cut it out
February 4, 2014 6 Comments
Yeah, three things about this little piece of advice from Joss Whedon.
1. Whedon is an impeccable writer. He consistently delivers compelling stories involving complex, real characters. In other words, if he suggests that something might be helpful when it comes to your own stories, he’s worth listening to.
2. His advice above is painful. Agonizingly so. If you’ve been writing for very long, you’ve either refused to do what he suggests, in which case your writing has suffered for it, or you’ve already experienced the pain of losing that perfect line. That character you really, really liked. That plot twist you wanted so badly to introduce, even though it messed with the continuity of the rest of the story.

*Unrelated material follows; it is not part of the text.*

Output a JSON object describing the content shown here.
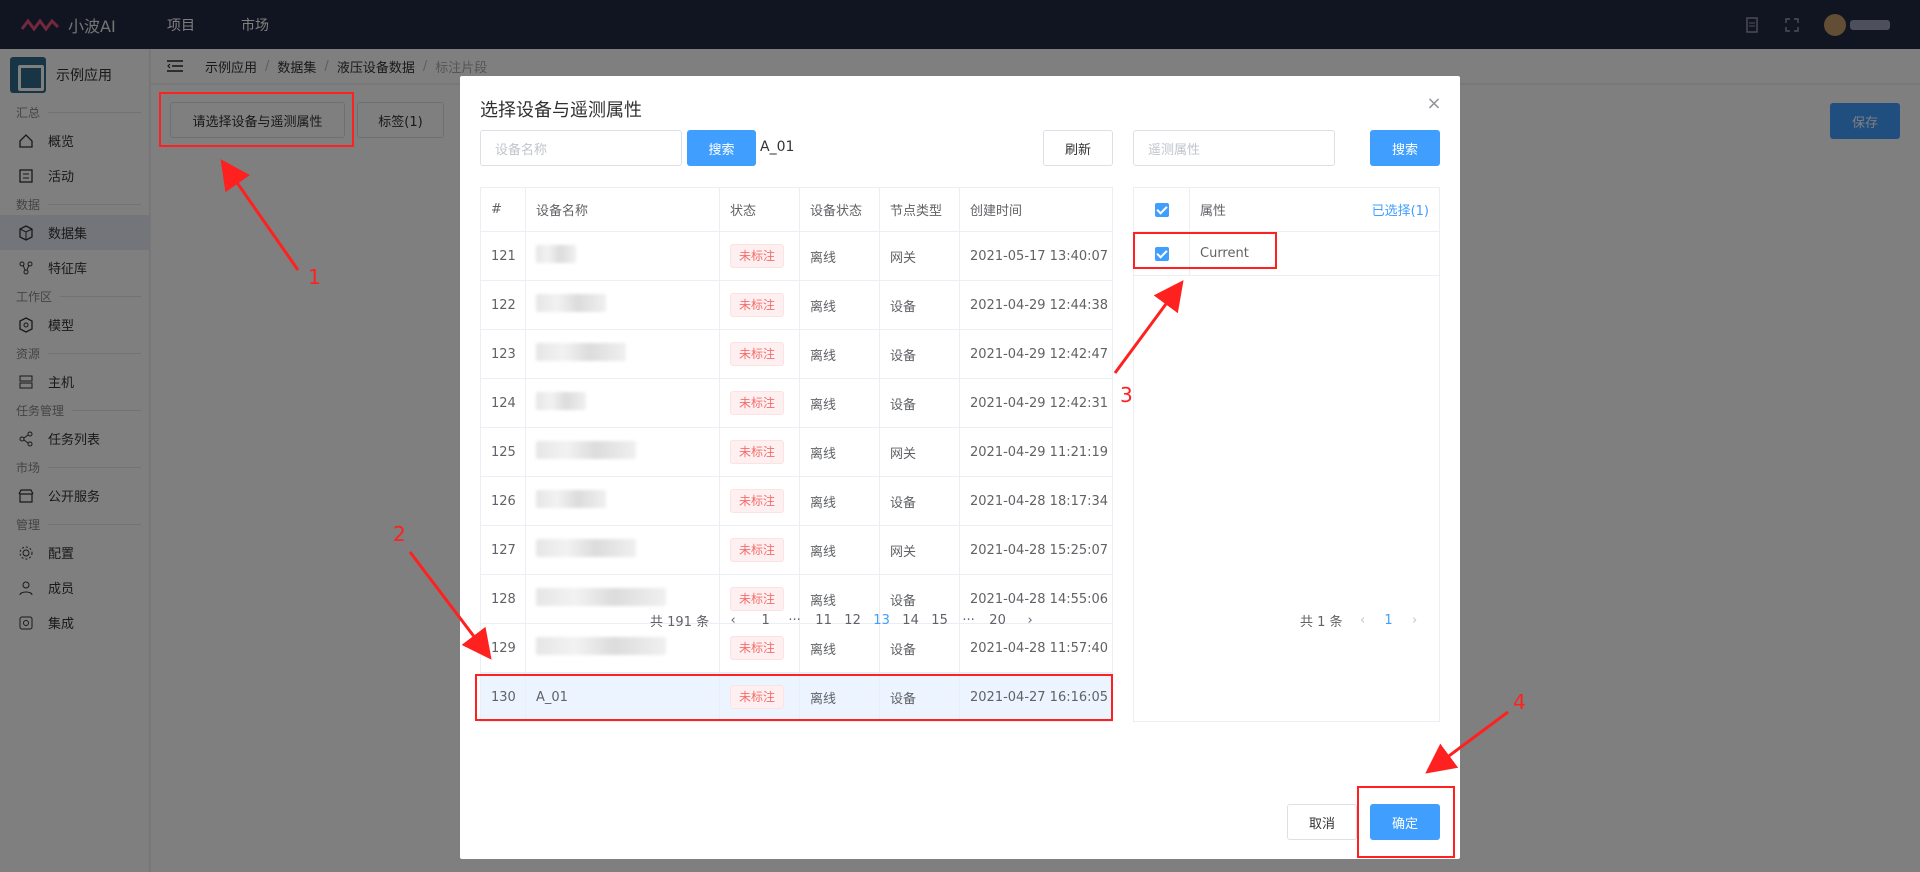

If I’ve learned anything in my time writing (and note, I’m not claiming I’ve learned it all. Hardly. But maybe few things…), I’ve learned that the story has a will of its own. At least, my stories do. When I surrender to the story’s will and allow it to tell itself through me, the results are always better than if I dig in my heels and insist that I will not change this or that. I know that sounds kind of weird, the idea of the story speaking through me as if it’s a thing in its own right, but I think it is. My job is to help it onto the page, not jam it into some square-shaped hole I think it should fill when it’s clearly a circle.
3. When we’re stuck, more often then not, we got ourselves stuck. We’ve latched on to something–something we like so much we say stupid things like, “Well, I’m not changing that!” Listen, if the strength of your entire story hinges on a single element, it ain’t all that strong. And if you’re stuck, taking out the piece you’re most in love with may well unstick you.
Worst case scenario, you can always put that piece back in.
So when you find yourself flailing, failing to find words, and brought to an abrupt and uncomfortable halt in your story, try cutting out the thing you like most about it. See what rises up to take its place. More often than not, that act alone will propel the story on, taking it to newer, braver, more interesting places than you could have possibly imagined before.